▶ [Records for processing]
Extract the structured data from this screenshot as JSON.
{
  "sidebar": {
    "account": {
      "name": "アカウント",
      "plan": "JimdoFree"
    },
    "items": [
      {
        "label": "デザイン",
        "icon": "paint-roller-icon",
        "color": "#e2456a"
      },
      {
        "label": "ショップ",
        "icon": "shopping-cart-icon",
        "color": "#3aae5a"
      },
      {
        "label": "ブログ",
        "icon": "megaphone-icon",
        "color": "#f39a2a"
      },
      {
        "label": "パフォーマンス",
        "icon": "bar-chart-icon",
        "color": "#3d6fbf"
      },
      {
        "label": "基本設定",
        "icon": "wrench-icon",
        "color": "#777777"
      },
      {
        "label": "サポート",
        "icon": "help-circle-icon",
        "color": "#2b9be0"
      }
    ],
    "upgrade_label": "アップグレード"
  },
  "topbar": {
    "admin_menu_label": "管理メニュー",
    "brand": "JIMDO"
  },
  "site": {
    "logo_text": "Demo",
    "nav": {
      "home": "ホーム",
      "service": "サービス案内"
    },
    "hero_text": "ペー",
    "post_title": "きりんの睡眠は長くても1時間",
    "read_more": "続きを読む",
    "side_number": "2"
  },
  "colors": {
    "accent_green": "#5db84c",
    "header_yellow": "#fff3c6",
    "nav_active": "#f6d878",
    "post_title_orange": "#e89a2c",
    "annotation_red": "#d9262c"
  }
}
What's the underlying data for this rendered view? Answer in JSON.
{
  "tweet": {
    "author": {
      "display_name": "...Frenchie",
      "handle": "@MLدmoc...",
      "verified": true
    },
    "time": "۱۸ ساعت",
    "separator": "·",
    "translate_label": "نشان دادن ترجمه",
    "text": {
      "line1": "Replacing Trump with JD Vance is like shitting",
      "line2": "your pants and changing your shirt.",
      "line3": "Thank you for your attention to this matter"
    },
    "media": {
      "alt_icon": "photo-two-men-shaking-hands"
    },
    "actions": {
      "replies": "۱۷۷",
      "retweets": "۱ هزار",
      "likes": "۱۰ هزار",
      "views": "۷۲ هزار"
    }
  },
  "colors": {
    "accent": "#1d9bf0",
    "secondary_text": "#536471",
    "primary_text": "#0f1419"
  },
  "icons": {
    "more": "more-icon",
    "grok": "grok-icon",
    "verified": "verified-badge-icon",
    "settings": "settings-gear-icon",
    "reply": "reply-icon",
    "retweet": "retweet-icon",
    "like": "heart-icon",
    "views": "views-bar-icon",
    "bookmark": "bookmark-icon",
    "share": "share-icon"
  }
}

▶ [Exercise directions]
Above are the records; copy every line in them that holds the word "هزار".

▶ [Exercise result]
      "retweets": "۱ هزار",
      "likes": "۱۰ هزار",
      "views": "۷۲ هزار"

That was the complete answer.